PROBLEM TO SOLVE ::
Output every entry verbatim.

== EXTRACTED ENTRIES

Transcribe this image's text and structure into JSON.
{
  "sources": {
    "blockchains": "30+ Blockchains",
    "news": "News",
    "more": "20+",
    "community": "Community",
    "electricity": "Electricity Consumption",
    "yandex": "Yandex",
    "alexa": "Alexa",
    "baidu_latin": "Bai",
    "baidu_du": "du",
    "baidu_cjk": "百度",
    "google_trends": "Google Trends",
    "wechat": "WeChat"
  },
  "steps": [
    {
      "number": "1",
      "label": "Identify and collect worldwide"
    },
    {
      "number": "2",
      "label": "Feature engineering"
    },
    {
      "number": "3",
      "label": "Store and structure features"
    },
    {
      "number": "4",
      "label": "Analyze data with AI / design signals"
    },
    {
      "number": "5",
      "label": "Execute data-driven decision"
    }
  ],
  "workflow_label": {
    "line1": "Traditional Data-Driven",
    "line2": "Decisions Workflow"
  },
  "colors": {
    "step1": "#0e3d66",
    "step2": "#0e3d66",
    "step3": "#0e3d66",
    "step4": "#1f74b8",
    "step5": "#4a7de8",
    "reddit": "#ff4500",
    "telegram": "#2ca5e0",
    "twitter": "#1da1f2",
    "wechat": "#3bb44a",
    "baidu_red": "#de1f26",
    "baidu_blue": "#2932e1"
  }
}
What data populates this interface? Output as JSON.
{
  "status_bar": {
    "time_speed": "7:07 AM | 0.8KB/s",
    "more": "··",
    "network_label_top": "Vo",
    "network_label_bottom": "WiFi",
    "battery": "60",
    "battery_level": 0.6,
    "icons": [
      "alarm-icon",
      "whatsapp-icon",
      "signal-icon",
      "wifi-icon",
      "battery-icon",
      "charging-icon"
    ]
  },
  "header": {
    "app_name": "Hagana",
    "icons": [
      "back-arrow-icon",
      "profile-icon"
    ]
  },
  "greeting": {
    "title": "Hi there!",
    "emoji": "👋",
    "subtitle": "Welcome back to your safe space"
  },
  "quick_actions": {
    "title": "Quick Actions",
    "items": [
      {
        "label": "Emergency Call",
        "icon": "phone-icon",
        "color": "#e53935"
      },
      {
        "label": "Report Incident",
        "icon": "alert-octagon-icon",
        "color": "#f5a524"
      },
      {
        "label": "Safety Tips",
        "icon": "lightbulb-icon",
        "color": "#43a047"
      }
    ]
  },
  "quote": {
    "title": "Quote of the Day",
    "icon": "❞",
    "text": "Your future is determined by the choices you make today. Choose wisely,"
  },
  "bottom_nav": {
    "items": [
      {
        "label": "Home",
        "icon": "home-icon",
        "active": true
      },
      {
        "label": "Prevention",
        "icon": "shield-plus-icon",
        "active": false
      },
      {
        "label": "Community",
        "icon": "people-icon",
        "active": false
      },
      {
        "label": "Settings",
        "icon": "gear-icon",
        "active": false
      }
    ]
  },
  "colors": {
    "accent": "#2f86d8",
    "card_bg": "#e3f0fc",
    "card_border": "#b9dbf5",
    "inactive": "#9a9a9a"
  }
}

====

ANSWER BOX ::
Transcribe this image's text and structure into JSON.
{
  "sources": {
    "blockchains": "30+ Blockchains",
    "news": "News",
    "more": "20+",
    "community": "Community",
    "electricity": "Electricity Consumption",
    "yandex": "Yandex",
    "alexa": "Alexa",
    "baidu_latin": "Bai",
    "baidu_du": "du",
    "baidu_cjk": "百度",
    "google_trends": "Google Trends",
    "wechat": "WeChat"
  },
  "steps": [
    {
      "number": "1",
      "label": "Identify and collect worldwide"
    },
    {
      "number": "2",
      "label": "Feature engineering"
    },
    {
      "number": "3",
      "label": "Store and structure features"
    },
    {
      "number": "4",
      "label": "Analyze data with AI / design signals"
    },
    {
      "number": "5",
      "label": "Execute data-driven decision"
    }
  ],
  "workflow_label": {
    "line1": "Traditional Data-Driven",
    "line2": "Decisions Workflow"
  },
  "colors": {
    "step1": "#0e3d66",
    "step2": "#0e3d66",
    "step3": "#0e3d66",
    "step4": "#1f74b8",
    "step5": "#4a7de8",
    "reddit": "#ff4500",
    "telegram": "#2ca5e0",
    "twitter": "#1da1f2",
    "wechat": "#3bb44a",
    "baidu_red": "#de1f26",
    "baidu_blue": "#2932e1"
  }
}
What data populates this interface? Output as JSON.
{
  "status_bar": {
    "time_speed": "7:07 AM | 0.8KB/s",
    "more": "··",
    "network_label_top": "Vo",
    "network_label_bottom": "WiFi",
    "battery": "60",
    "battery_level": 0.6,
    "icons": [
      "alarm-icon",
      "whatsapp-icon",
      "signal-icon",
      "wifi-icon",
      "battery-icon",
      "charging-icon"
    ]
  },
  "header": {
    "app_name": "Hagana",
    "icons": [
      "back-arrow-icon",
      "profile-icon"
    ]
  },
  "greeting": {
    "title": "Hi there!",
    "emoji": "👋",
    "subtitle": "Welcome back to your safe space"
  },
  "quick_actions": {
    "title": "Quick Actions",
    "items": [
      {
        "label": "Emergency Call",
        "icon": "phone-icon",
        "color": "#e53935"
      },
      {
        "label": "Report Incident",
        "icon": "alert-octagon-icon",
        "color": "#f5a524"
      },
      {
        "label": "Safety Tips",
        "icon": "lightbulb-icon",
        "color": "#43a047"
      }
    ]
  },
  "quote": {
    "title": "Quote of the Day",
    "icon": "❞",
    "text": "Your future is determined by the choices you make today. Choose wisely,"
  },
  "bottom_nav": {
    "items": [
      {
        "label": "Home",
        "icon": "home-icon",
        "active": true
      },
      {
        "label": "Prevention",
        "icon": "shield-plus-icon",
        "active": false
      },
      {
        "label": "Community",
        "icon": "people-icon",
        "active": false
      },
      {
        "label": "Settings",
        "icon": "gear-icon",
        "active": false
      }
    ]
  },
  "colors": {
    "accent": "#2f86d8",
    "card_bg": "#e3f0fc",
    "card_border": "#b9dbf5",
    "inactive": "#9a9a9a"
  }
}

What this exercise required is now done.